Ralph Rapsons accomplishments in architecture and design span 70 years, connecting the defining events and personalities of American Modernism. He earned architecture degrees at the University of Michigan, and at the Cranbrook Academy of Art. He taught architecture at the New Bauhaus School (now IIT Institute of Design) from 1942â46, and at the Massachusetts Institute of Technology from 1946-54. He was head of the architecture school at the University of Minnesota from 1954â84. His furniture is in the collections of major modern art and design museums and his buildings are coveted for their masterful use of space, light, and line.
Ralph Rapson grew up drawing all the time with his left hand (his right arm was amputated due to a birth defect). His imaginative, skillful drafting drew the attention of Eliel Saarinen and landed him a scholarship at the Cranbrook Academy of Art. There, working with Eero Saarinen, Charles Eames, Harry Bertoia, and Florence Schust (Knoll), Rapson was known for his creativity and his deft, lively drawings of furniture and buildings. He was a prolific sketch artist and kept volumes of sketchbooks from his world travels.
After working with the Saarinens at their architecture firm, teaching and studying at the New Bauhaus in Chicago, and winning multiple architecture contests, Rapsons accomplishments in 1945-1950 helped define the direction of Mid-Century Modernism in America. His 1945 RapsonÂ® Line for H.G. Knoll marked the emergence of the modern aesthetic into the mainstream of post-war life, while his 1945 Rapson Greenbeltâ¢ House (Case Study #4) remains a primary influence on the design of modern houses that unify light, nature, and active living. In 1950 Ralph Rapson and his wife Mary opened their store, Rapson-Inc., revolutionizing the sale of modern goods by bringing furnishings, housewares, and textiles into a single, design-centered shop.
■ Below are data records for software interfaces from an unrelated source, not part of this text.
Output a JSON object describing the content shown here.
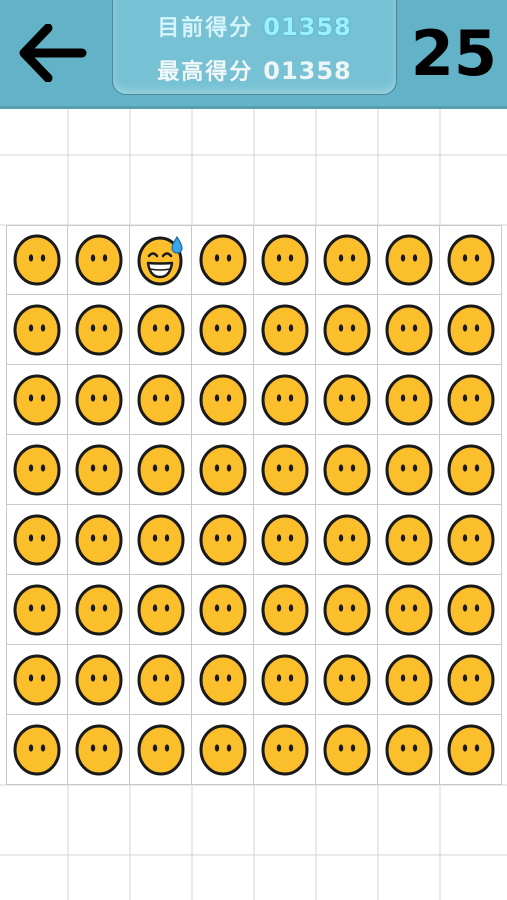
{
  "header": {
    "back_icon": "back-arrow-icon",
    "current_score_label": "目前得分",
    "current_score": "01358",
    "best_score_label": "最高得分",
    "best_score": "01358",
    "moves_left": "25"
  },
  "board": {
    "rows": 8,
    "cols": 8,
    "tiles": [
      [
        "neutral",
        "neutral",
        "sweat-smile",
        "neutral",
        "neutral",
        "neutral",
        "neutral",
        "neutral"
      ],
      [
        "neutral",
        "neutral",
        "neutral",
        "neutral",
        "neutral",
        "neutral",
        "neutral",
        "neutral"
      ],
      [
        "neutral",
        "neutral",
        "neutral",
        "neutral",
        "neutral",
        "neutral",
        "neutral",
        "neutral"
      ],
      [
        "neutral",
        "neutral",
        "neutral",
        "neutral",
        "neutral",
        "neutral",
        "neutral",
        "neutral"
      ],
      [
        "neutral",
        "neutral",
        "neutral",
        "neutral",
        "neutral",
        "neutral",
        "neutral",
        "neutral"
      ],
      [
        "neutral",
        "neutral",
        "neutral",
        "neutral",
        "neutral",
        "neutral",
        "neutral",
        "neutral"
      ],
      [
        "neutral",
        "neutral",
        "neutral",
        "neutral",
        "neutral",
        "neutral",
        "neutral",
        "neutral"
      ],
      [
        "neutral",
        "neutral",
        "neutral",
        "neutral",
        "neutral",
        "neutral",
        "neutral",
        "neutral"
      ]
    ],
    "face_color": "#fbbf2c",
    "outline_color": "#1a1a1a",
    "sweat_color": "#3aa6e8"
  },
  "colors": {
    "header_bg": "#62b3c7",
    "panel_bg": "#76c2d4",
    "grid_line": "#c9c9c9"
  }
}
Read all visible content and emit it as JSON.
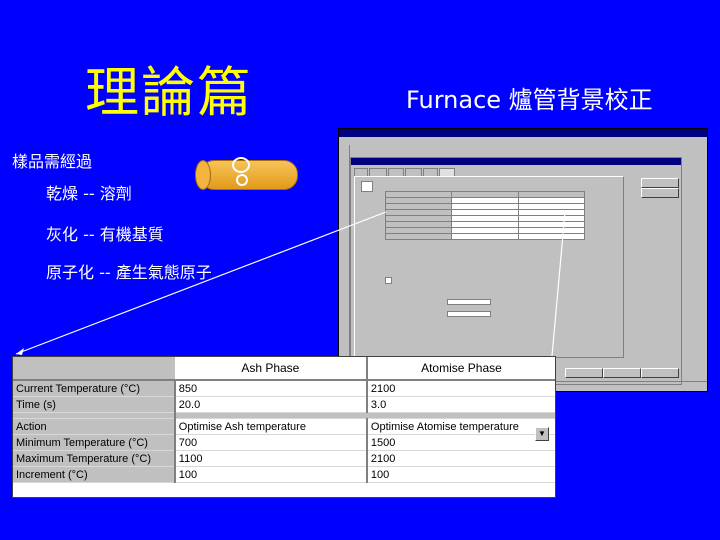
{
  "main_title": "理論篇",
  "right_title": "Furnace 爐管背景校正",
  "bullets": [
    "樣品需經過",
    "乾燥 -- 溶劑",
    "灰化 -- 有機基質",
    "原子化 -- 產生氣態原子"
  ],
  "colors": {
    "background": "#0000ff",
    "title": "#ffff00",
    "text": "#ffffff"
  },
  "zoom_table": {
    "headers": [
      "Ash Phase",
      "Atomise Phase"
    ],
    "rows": [
      {
        "label": "Current Temperature (°C)",
        "ash": "850",
        "atomise": "2100"
      },
      {
        "label": "Time (s)",
        "ash": "20.0",
        "atomise": "3.0"
      },
      {
        "label": "Action",
        "ash": "Optimise Ash temperature",
        "atomise": "Optimise Atomise temperature"
      },
      {
        "label": "Minimum Temperature (°C)",
        "ash": "700",
        "atomise": "1500"
      },
      {
        "label": "Maximum Temperature (°C)",
        "ash": "1100",
        "atomise": "2100"
      },
      {
        "label": "Increment (°C)",
        "ash": "100",
        "atomise": "100"
      }
    ]
  },
  "icons": {
    "dropdown": "dropdown-arrow-icon",
    "tube": "graphite-tube-icon"
  }
}
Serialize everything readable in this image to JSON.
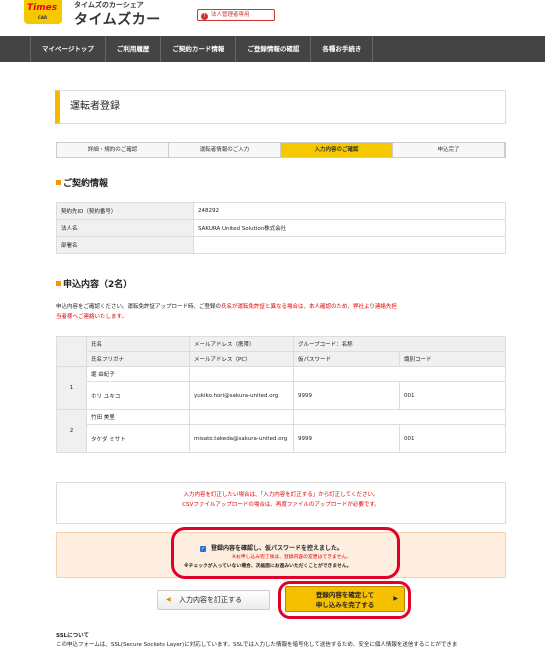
{
  "header": {
    "logo_text": "Times",
    "logo_sub": "CAR",
    "brand_sub": "タイムズのカーシェア",
    "brand_main": "タイムズカー",
    "corp_badge": "法人管理者専用",
    "corp_badge_icon": "!"
  },
  "nav": [
    "マイページトップ",
    "ご利用履歴",
    "ご契約カード情報",
    "ご登録情報の確認",
    "各種お手続き"
  ],
  "page_title": "運転者登録",
  "steps": [
    "詳細・規約のご確認",
    "運転者情報のご入力",
    "入力内容のご確認",
    "申込完了"
  ],
  "active_step": 2,
  "contract": {
    "heading": "ご契約情報",
    "rows": [
      {
        "label": "契約先ID（契約番号）",
        "value": "248292"
      },
      {
        "label": "法人名",
        "value": "SAKURA United Solution株式会社"
      },
      {
        "label": "部署名",
        "value": ""
      }
    ]
  },
  "members": {
    "heading": "申込内容（2名）",
    "notice_1": "申込内容をご確認ください。運転免許証アップロード時、ご登録の",
    "notice_red_1": "氏名が運転免許証と異なる場合は、本人確認のため、弊社より連絡先担",
    "notice_red_2": "当者様へご連絡いたします。",
    "headers_row1": [
      "氏名",
      "メールアドレス（携帯）",
      "グループコード：名称"
    ],
    "headers_row2": [
      "氏名フリガナ",
      "メールアドレス（PC）",
      "仮パスワード",
      "識別コード"
    ],
    "rows": [
      {
        "num": "1",
        "name": "堀 由紀子",
        "kana": "ホリ ユキコ",
        "mobile": "",
        "group": "",
        "email_pc": "yukiko.hori@sakura-united.org",
        "password": "9999",
        "code": "001"
      },
      {
        "num": "2",
        "name": "竹田 美里",
        "kana": "タケダ ミサト",
        "mobile": "",
        "group": "",
        "email_pc": "misato.takeda@sakura-united.org",
        "password": "9999",
        "code": "001"
      }
    ]
  },
  "error_box": {
    "line1": "入力内容を訂正したい場合は、「入力内容を訂正する」から訂正してください。",
    "line2": "CSVファイルアップロードの場合は、再度ファイルのアップロードが必要です。"
  },
  "confirm": {
    "check_mark": "✓",
    "line1": "登録内容を確認し、仮パスワードを控えました。",
    "line2": "※お申し込み完了後は、登録内容の変更はできません。",
    "line3": "※チェックが入っていない場合、次画面にお進みいただくことができません。"
  },
  "buttons": {
    "back_icon": "◀",
    "back": "入力内容を訂正する",
    "next_line1": "登録内容を確定して",
    "next_line2": "申し込みを完了する",
    "next_icon": "▶"
  },
  "ssl": {
    "heading": "SSLについて",
    "text": "この申込フォームは、SSL(Secure Sockets Layer)に対応しています。SSLでは入力した情報を暗号化して送信するため、安全に個人情報を送信することができま"
  }
}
Throughout a long and successful career as an award-winning architect and teacher, Ralph Rapson kept imagining and drawing new furniture designs. In retirement, he began to reintroduce old designs while still creating new ones. After overseeing the redesign and reintroduction of the RapsonÂ® Rapid Rocker in 2002, he went on to win the Dwell Lounge design competition in 2007 â at age 92. Since his death in 2008, his family has continued to oversee small batch production of his designs.